As many of you may already know, the first few weeks post labor are a haze. Mother is in recovery, everyone wants to swing by to show support, and us fathers are simply hanging by a thread. Fear of not feeding, changing or simply attending to the new member of the family properly is constant. As a result, everyone in the home is typically mentally, physically and emotionally exhausted. As the weeks add up, you begin to get the hang of everything and if you’re lucky, reach a rhythm. Just as you reach this rhythm though, it’s time for daycare. We allowed our enfant to enter daycare at six weeks, begrudgingly. On one hand my wife and I both wanted to re-enter our work lives, and knew we needed assistance with watching our child, but the parental part of both us also didn’t want to leave our child with anyone. The result was us each visiting the daycare multiple times throughout the day until we were comfortable. It turns out the separation tends to be more painful for the parents than the enfants; at least it was in our case.

Just when we’re in the clear

We eventually reached a routine that worked for everyone. In fact, our child’s development increased exponentially, given throughout most of the day she was interacting with several different enfants, small children, and teachers. Not to mention the actual curriculum they have for enfants. Just as we were getting comfortable with our routine, the daycare threw a curve ball at us. No one really speaks about this, but enfants are crawling all day around perhaps the dirtiest part of any room; the floor. While doing so, they are also interacting, touching, coughing and sneezing on each other.

Needless to say, our child was hit with her first virus weeks into daycare. At the time our child became sick, she had only visited the pediatrician on scheduled appointments. However, after her irritable nights of crying, sneezing and coughing we had no choice. We made our first impromptu hospital visit. Our pediatrician did everything short of openly laugh at us when we presented our child. Not only did she explain that getting sick at daycare is normal, but it could in fact benefit our child’s immune system, as her body fights off, and becomes accustomed to different viruses. Ultimately, the pediatrician gave our child a clean bill of health and schooled us parents on the rules of daycare. From then on, we not only recognized the extrinsic benefits of daycare through things like their curriculum and social interaction, but also the intrinsic benefits of inoculating children to the world of germs and viruses.
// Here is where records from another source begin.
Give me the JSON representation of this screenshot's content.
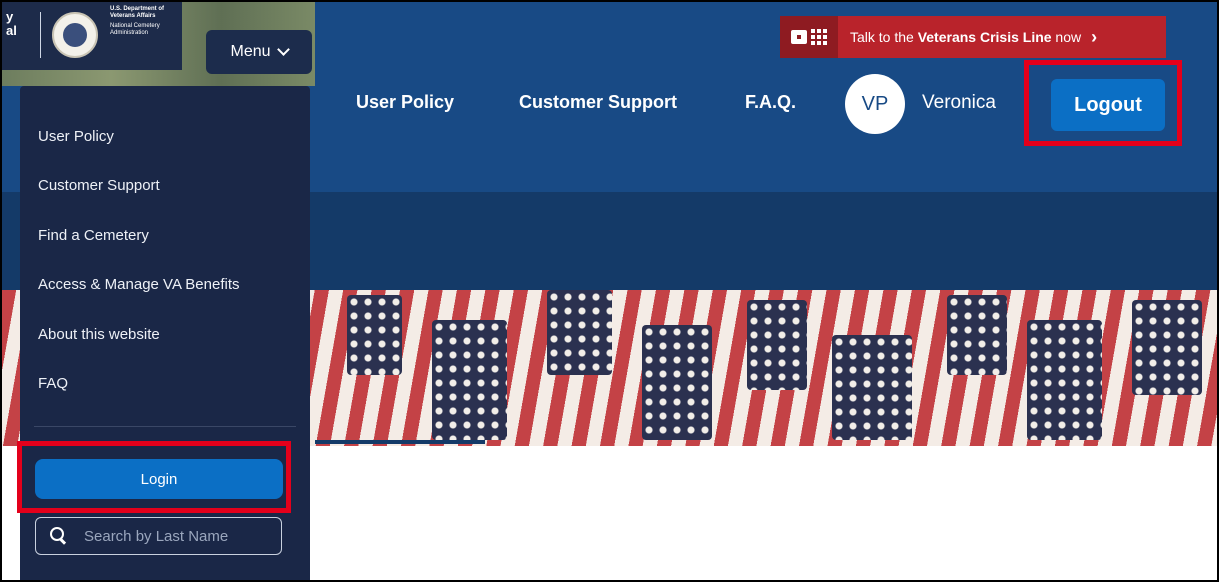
{
  "logo": {
    "partial_text": "y\nal",
    "agency_lines": "U.S. Department of Veterans Affairs",
    "admin_lines": "National Cemetery Administration"
  },
  "menu": {
    "label": "Menu"
  },
  "crisis": {
    "prefix": "Talk to the ",
    "bold": "Veterans Crisis Line",
    "suffix": " now",
    "arrow": "›"
  },
  "nav": {
    "items": [
      "User Policy",
      "Customer Support",
      "F.A.Q."
    ],
    "avatar_initials": "VP",
    "user_name": "Veronica",
    "logout_label": "Logout"
  },
  "sidebar": {
    "items": [
      "User Policy",
      "Customer Support",
      "Find a Cemetery",
      "Access & Manage VA Benefits",
      "About this website",
      "FAQ"
    ],
    "login_label": "Login",
    "search_placeholder": "Search by Last Name"
  },
  "colors": {
    "header_blue": "#184a85",
    "sidebar_navy": "#1a2747",
    "button_blue": "#0b6fc5",
    "highlight_red": "#e3001b",
    "crisis_red": "#b9232b"
  }
}
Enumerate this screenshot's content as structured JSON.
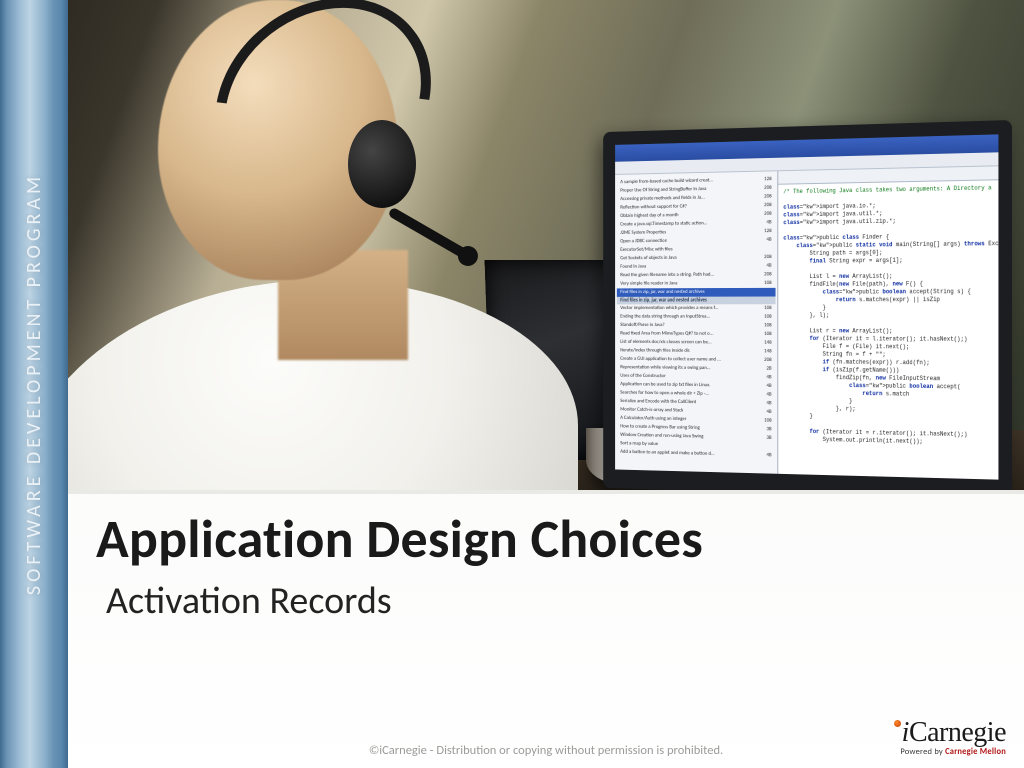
{
  "sidebar": {
    "label": "SOFTWARE DEVELOPMENT PROGRAM"
  },
  "title": {
    "main": "Application Design Choices",
    "sub": "Activation Records"
  },
  "footer": {
    "copyright": "©iCarnegie - Distribution or copying without permission is prohibited."
  },
  "brand": {
    "name": "Carnegie",
    "prefix": "i",
    "powered_prefix": "Powered by ",
    "powered_name": "Carnegie Mellon"
  },
  "ide": {
    "left_items_top": [
      {
        "name": "A sample from-based cache build wizard creat...",
        "size": "128"
      },
      {
        "name": "Proper Use Of String and StringBuffer In Java",
        "size": "208"
      },
      {
        "name": "Accessing private methods and fields in Ja...",
        "size": "208"
      },
      {
        "name": "Reflection without support for C#?",
        "size": "208"
      },
      {
        "name": "Obtain highest day of a month",
        "size": "208"
      },
      {
        "name": "Create a java.sql.Timestamp to static action...",
        "size": "4B"
      },
      {
        "name": "J2ME System Properties",
        "size": "128"
      },
      {
        "name": "Open a JDBC connection",
        "size": "4B"
      },
      {
        "name": "ExecutorSet/Misc with files",
        "size": ""
      },
      {
        "name": "Get Sockets of objects in Java",
        "size": "208"
      },
      {
        "name": "Found In Java",
        "size": "4B"
      },
      {
        "name": "Read the given filename into a string. Path had...",
        "size": "208"
      },
      {
        "name": "Very simple file reader in Java",
        "size": "108"
      }
    ],
    "left_sel": "Find files in zip, jar, war and nested archives",
    "left_items_bottom": [
      {
        "name": "Vector implementation which provides a means f...",
        "size": "108"
      },
      {
        "name": "Ending the data string through an InputStrea...",
        "size": "108"
      },
      {
        "name": "Standoff/Parse in Java?",
        "size": "108"
      },
      {
        "name": "Read fixed Area from MimeTypes Q#? to not o...",
        "size": "108"
      },
      {
        "name": "List of elements doc/xls classes screen can be...",
        "size": "148"
      },
      {
        "name": "Iterate/index through files inside dir.",
        "size": "148"
      },
      {
        "name": "Create a GUI application to collect user name and ...",
        "size": "208"
      },
      {
        "name": "Representation while viewing its a swing pan...",
        "size": "2B"
      },
      {
        "name": "Uses of the Constructor",
        "size": "4B"
      },
      {
        "name": "Application can be used to zip txt files in Linux.",
        "size": "4B"
      },
      {
        "name": "Searches for how to open a whole dir + Zip -...",
        "size": "4B"
      },
      {
        "name": "Serialize and Encode with the CallClient",
        "size": "4B"
      },
      {
        "name": "Monitor Catch-is-array and Stack",
        "size": "4B"
      },
      {
        "name": "A Calculator/Auth using an integer",
        "size": "108"
      },
      {
        "name": "How to create a Progress Bar using String",
        "size": "3B"
      },
      {
        "name": "Window Creation and run-using Java Swing",
        "size": "3B"
      },
      {
        "name": "Sort a map by value",
        "size": ""
      },
      {
        "name": "Add a button to an applet and make a button d...",
        "size": "4B"
      }
    ],
    "code_lines": [
      "/* The following Java class takes two arguments: A Directory a",
      "",
      "import java.io.*;",
      "import java.util.*;",
      "import java.util.zip.*;",
      "",
      "public class Finder {",
      "    public static void main(String[] args) throws Exception",
      "        String path = args[0];",
      "        final String expr = args[1];",
      "",
      "        List l = new ArrayList();",
      "        findFile(new File(path), new F() {",
      "            public boolean accept(String s) {",
      "                return s.matches(expr) || isZip",
      "            }",
      "        }, l);",
      "",
      "        List r = new ArrayList();",
      "        for (Iterator it = l.iterator(); it.hasNext();)",
      "            File f = (File) it.next();",
      "            String fn = f + \"\";",
      "            if (fn.matches(expr)) r.add(fn);",
      "            if (isZip(f.getName()))",
      "                findZip(fn, new FileInputStream",
      "                    public boolean accept(",
      "                        return s.match",
      "                    }",
      "                }, r);",
      "        }",
      "",
      "        for (Iterator it = r.iterator(); it.hasNext();)",
      "            System.out.println(it.next());",
      ""
    ]
  }
}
Now that we understand daycare isn’t just a place for learning, it’s also a cesspool for germs, we no longer visit the doc at every sneeze or cough. Instead, we simply have a grandmother swing by and spend some good old fashion one on one time with our daughter for the day. Typically, she’s as right as rain by the morning. By no means do we advocate foregoing the hospital. After all, you have health insurance for that very reason. However, now that we have been armed with pertinent information regarding daycares, viruses, and how they can impact our child, we now are better equipped to assess what’s pediatrician or grandma worthy!

About Dale Williams

Dale Q. Williams, MBA, is a well-respected financial executive whose experience spans from insurance to investment banking. Dale has first hand underwriting experience through working for one of the largest U.S. based insurance carriers, and advisory experience from working for several bulge-bracket and middle-market investment banks. Dale also received his MBA from University of Chicago Booth School of Business, with concentrations in finance and accounting.